A majority of the 55 tax breaks that died on December 31, 2013, may have received new life.
The Senate Finance Committee on Thursday voted to revive about 50 of the tax breaks, which would provide benefits for auto-racing tracks, wind energy, multinational corporations, Hollywood, schoolteachers, Puerto Rican rum producers, college tuition, and more,Reutersand Bloomberg Businessweek reported.
The tax breaks were included in a two-year, $85 million legislative package known as the “extenders,” so named because they need to be renewed regularly. They will next go to the full Senate for consideration. The House Ways and Means Committee is expected to vote on its own extenders package next week, according to Reuters.
On April 1, new Senate Finance Committee Chairman Ron Wyden (D-OR) unveiled a marked-up bill – the Expiring Provisions Improvement Reform and Efficiency (EXPIRE) Act of 2014 – that would revise most of the provisions currently in limbo. As Ken Berry noted in his article for AccountingWEB earlier today, tax breaks are typically extended closer to the beginning of the new year, but retroactive extensions have been approved in the past.

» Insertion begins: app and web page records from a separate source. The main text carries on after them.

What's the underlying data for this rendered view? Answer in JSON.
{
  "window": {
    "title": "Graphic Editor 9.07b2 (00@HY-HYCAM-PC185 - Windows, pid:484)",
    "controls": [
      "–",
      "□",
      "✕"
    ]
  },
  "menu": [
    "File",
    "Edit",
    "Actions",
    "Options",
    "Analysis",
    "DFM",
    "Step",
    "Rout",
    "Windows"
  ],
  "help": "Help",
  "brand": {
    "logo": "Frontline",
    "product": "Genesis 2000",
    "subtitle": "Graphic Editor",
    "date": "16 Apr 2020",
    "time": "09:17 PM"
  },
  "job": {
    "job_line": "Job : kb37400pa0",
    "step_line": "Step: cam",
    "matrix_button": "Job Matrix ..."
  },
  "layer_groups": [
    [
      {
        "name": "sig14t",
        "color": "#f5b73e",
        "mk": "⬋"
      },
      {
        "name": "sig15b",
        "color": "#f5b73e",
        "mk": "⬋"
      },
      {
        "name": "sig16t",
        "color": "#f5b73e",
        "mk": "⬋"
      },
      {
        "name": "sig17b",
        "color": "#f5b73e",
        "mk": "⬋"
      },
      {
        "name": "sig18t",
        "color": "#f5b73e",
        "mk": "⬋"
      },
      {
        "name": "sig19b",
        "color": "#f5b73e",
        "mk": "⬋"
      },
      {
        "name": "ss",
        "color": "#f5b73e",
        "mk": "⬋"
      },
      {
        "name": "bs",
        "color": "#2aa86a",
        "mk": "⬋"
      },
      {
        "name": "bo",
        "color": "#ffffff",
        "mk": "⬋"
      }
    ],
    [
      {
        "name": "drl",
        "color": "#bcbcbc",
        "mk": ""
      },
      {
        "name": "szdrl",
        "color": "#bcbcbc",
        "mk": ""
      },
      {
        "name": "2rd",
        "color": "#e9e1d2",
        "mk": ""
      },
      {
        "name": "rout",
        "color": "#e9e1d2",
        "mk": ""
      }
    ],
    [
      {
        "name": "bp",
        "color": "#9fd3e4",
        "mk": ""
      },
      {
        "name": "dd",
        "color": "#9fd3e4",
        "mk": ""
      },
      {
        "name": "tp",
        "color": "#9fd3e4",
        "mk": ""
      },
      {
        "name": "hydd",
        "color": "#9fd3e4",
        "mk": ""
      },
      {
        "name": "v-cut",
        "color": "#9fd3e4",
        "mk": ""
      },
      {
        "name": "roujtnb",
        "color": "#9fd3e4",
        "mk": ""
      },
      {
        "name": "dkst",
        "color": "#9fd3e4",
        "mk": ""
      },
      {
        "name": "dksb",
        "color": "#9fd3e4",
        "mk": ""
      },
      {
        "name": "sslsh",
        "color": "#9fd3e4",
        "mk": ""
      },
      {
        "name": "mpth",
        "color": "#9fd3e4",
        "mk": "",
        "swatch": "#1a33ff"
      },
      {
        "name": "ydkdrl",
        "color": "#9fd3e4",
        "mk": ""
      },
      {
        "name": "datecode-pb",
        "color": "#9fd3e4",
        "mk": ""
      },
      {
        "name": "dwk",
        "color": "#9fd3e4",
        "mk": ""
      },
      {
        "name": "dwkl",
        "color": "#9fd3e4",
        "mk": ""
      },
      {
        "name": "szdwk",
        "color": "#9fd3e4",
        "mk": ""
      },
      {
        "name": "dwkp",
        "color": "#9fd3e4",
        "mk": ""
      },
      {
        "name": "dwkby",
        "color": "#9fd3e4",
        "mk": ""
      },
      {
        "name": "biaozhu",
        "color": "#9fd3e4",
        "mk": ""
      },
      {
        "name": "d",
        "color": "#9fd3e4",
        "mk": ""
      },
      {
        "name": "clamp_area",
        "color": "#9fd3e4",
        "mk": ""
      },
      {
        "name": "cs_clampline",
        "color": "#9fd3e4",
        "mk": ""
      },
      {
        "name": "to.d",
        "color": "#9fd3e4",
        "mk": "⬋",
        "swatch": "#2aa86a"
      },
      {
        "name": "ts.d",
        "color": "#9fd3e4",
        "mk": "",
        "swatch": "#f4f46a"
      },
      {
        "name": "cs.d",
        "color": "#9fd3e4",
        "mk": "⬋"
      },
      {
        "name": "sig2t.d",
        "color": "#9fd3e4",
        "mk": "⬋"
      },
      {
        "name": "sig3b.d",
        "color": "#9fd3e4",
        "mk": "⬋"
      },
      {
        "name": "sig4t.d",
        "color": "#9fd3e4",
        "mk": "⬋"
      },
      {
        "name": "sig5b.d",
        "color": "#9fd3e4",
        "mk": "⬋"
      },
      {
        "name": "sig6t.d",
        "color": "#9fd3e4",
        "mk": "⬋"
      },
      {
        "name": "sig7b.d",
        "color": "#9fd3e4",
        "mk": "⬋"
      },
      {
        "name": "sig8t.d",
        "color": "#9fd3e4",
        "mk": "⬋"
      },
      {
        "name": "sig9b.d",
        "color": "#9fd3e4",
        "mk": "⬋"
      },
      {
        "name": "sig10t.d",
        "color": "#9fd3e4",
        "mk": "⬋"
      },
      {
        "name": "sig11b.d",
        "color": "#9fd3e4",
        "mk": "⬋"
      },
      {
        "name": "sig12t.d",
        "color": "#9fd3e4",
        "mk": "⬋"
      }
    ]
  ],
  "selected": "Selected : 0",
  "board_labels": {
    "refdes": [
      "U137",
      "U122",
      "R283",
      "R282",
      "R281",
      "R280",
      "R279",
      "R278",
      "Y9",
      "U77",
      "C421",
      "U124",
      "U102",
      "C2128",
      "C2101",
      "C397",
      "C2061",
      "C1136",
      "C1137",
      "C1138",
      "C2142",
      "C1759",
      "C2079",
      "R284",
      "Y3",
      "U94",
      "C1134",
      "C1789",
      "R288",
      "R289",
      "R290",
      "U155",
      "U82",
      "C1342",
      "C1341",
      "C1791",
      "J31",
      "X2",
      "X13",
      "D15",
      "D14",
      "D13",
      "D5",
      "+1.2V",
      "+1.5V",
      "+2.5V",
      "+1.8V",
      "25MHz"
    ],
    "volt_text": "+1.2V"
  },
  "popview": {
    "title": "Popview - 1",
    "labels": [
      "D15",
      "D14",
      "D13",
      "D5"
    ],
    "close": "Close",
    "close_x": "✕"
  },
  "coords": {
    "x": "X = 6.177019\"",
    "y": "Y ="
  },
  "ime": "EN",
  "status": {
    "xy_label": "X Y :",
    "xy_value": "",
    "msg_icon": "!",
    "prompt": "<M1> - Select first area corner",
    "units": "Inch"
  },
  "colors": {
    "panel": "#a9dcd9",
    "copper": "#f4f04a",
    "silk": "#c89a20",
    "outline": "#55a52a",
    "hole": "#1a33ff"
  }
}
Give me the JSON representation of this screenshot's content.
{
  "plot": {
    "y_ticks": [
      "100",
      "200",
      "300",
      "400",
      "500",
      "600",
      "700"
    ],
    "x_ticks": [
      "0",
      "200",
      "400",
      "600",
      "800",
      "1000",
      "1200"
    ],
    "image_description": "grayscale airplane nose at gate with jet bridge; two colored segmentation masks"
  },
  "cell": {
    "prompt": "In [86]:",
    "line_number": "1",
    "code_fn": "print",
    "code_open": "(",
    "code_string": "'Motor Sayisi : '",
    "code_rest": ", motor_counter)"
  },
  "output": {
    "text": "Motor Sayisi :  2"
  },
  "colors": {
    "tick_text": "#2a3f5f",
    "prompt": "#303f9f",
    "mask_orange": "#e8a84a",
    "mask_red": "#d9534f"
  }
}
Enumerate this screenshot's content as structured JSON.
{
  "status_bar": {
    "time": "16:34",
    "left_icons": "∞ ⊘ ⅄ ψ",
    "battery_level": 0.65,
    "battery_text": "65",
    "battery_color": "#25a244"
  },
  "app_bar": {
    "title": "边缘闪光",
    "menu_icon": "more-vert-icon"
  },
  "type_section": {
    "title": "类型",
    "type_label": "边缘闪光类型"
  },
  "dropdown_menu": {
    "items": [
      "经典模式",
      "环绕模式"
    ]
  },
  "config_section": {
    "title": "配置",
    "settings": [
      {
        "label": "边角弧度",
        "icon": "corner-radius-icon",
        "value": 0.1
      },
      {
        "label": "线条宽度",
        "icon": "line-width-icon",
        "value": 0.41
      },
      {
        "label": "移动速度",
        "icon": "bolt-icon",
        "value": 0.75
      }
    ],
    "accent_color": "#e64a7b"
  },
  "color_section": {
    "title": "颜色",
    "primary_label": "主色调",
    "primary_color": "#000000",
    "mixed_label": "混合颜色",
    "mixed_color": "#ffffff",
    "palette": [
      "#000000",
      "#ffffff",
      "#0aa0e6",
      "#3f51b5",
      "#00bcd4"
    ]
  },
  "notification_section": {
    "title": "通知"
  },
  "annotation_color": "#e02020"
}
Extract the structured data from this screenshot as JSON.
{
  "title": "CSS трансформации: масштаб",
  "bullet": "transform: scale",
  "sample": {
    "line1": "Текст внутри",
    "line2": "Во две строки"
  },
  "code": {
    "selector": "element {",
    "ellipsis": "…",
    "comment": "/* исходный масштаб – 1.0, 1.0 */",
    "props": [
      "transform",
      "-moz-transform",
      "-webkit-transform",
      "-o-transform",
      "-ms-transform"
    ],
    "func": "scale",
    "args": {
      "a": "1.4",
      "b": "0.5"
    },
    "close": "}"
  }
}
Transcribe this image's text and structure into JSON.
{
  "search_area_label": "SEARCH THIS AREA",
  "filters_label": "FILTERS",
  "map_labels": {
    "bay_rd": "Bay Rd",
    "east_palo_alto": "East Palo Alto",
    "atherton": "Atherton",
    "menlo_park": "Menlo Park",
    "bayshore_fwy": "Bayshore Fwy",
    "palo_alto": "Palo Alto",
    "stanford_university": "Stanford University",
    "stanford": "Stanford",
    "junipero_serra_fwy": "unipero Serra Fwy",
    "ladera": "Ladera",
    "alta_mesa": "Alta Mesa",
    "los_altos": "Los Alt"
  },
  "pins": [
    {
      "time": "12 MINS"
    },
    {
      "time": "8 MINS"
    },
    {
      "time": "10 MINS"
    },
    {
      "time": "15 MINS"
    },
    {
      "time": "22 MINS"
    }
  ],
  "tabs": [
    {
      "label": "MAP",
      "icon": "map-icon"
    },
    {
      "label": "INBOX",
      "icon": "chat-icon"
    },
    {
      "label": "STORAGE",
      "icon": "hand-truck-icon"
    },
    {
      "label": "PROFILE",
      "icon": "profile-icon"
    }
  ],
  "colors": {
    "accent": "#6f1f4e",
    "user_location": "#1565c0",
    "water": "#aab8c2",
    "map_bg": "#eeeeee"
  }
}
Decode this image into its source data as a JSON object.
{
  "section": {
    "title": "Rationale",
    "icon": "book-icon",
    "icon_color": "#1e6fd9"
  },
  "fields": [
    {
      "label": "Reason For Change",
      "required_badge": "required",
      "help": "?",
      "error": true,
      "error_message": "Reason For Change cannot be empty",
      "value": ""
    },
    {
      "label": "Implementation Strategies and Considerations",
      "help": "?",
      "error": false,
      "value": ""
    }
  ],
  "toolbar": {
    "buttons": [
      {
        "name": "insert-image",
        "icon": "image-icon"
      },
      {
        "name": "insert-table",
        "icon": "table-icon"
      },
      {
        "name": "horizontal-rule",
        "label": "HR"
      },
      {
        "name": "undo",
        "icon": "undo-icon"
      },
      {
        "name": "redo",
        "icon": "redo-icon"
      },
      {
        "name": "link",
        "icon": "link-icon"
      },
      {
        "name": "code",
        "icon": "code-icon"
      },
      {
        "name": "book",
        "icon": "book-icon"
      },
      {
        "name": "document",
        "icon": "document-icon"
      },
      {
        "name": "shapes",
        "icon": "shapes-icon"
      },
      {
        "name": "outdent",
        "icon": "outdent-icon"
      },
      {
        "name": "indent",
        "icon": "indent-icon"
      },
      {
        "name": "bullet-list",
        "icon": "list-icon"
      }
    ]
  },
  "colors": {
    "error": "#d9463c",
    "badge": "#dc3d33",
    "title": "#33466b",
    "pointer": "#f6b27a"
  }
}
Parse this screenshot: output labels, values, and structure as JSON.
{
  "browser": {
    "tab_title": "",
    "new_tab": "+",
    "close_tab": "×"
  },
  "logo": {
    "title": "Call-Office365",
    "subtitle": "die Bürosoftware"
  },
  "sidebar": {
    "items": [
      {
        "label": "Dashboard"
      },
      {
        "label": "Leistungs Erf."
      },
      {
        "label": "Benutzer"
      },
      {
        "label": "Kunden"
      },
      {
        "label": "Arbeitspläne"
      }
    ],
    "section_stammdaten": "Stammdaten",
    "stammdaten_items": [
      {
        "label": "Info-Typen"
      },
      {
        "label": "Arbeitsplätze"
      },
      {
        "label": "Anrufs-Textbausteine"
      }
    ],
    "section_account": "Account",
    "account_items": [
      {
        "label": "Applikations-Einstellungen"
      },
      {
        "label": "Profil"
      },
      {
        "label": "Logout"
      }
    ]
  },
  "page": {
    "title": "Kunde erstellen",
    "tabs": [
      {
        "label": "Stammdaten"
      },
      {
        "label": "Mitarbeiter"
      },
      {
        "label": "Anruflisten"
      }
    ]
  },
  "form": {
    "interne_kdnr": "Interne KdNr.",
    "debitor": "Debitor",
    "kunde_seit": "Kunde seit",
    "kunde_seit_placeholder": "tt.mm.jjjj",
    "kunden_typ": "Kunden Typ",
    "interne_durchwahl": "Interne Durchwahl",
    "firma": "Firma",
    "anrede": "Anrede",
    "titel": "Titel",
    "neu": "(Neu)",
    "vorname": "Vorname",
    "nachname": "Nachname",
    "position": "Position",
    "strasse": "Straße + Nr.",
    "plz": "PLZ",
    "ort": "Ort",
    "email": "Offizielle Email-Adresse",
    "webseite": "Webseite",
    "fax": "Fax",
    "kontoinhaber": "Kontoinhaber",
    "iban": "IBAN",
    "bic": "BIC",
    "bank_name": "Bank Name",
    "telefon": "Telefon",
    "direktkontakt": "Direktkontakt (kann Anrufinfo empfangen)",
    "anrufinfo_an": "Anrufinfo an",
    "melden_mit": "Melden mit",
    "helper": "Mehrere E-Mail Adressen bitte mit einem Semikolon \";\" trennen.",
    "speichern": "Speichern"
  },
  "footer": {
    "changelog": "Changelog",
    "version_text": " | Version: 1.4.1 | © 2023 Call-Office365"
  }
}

If approved by Congress, the tax breaks would be extended through December 31, 2015, Bloomberg reported.
“Many of these extenders are well-intentioned and ought to be permanent. Their stop-and-go nature obviously contributes to the lack of certainty and predictability America needs to create more family wage jobs. It doesn’t have to be this way,” Wyden said during his opening remarks this morning.
He also reiterated comments he made earlier this week that this will be the last tax extenders bill the finance panel takes up as long as he is chairman.
“That’s why the bill is called the EXPIRE Act. It is meant to expire,” he added.
The chairman wants to end the extenders process as part of a broad overhaul of the tax code, but he noted this morning, “[W]e need to balance short-term needs with long-term goals, and the bill before us today does that.”
“After President Reagan signed the 1986 tax reform act into law, there were only 14 provisions that carried expiration dates, and we’ve got a lot of work to do to fix the tax code,” Wyden said. “So when the committee put this package together, we said no to some things and reformed others. I hope we can all get on the same page today and be sparing with amendments.”
According to Reuters, the approved package includes a tax break used by big companies to avoid corporate income tax on capital transfers between offshore units, known as the “look-through rule.” Wyden had excluded this in his original bill, but it was put back.
Tax breaks for wind-energy production and auto-racing tracks were also added back to Wyden's legislation. Other tax breaks that were renewed included ones for teacher supply costs, mortgage insurance costs, railroad track maintenance, bonus depreciation for businesses, and business research and development.
The committee also approved two amendments to help small businesses. Senators voted to allow small businesses to get the research and development tax credit when they are incurring losses. Additionally, the committee approved inflation protection for certain small business tax breaks, Reuters reported.
In a statement following the committee’s vote, Randall Stephenson, chairman and CEO of AT&T, said the bill’s two-year commitment to the tax extenders is “a bridge to meaningful comprehensive tax reform that provides the certainty needed to drive investment and job creation in the United States.”
“The successful markup of this bipartisan bill, which, importantly, includes the extension of accelerated bonus depreciation, gives us the confidence to begin moving forward with the deployment of fiber to additional US cities,” he added. “Obviously, our investment in major fiber deployments to additional US cities will create jobs and provide a significant boost to local economies. We expect the bill will spur similar investment decisions by other US companies.”
According to Bloomberg, one item that wasn’t included in the package is a tax credit for making energy-efficient appliances, a break that benefits General Electric Co. and Whirlpool Corp.
Democrats also voted to prevent Republicans from considering an amendment to delay the excise tax on medical devices for two years. Wyden, who said he shares Republicans’ concerns about the tax, said it was outside the scope of the measure, Bloomberg reported.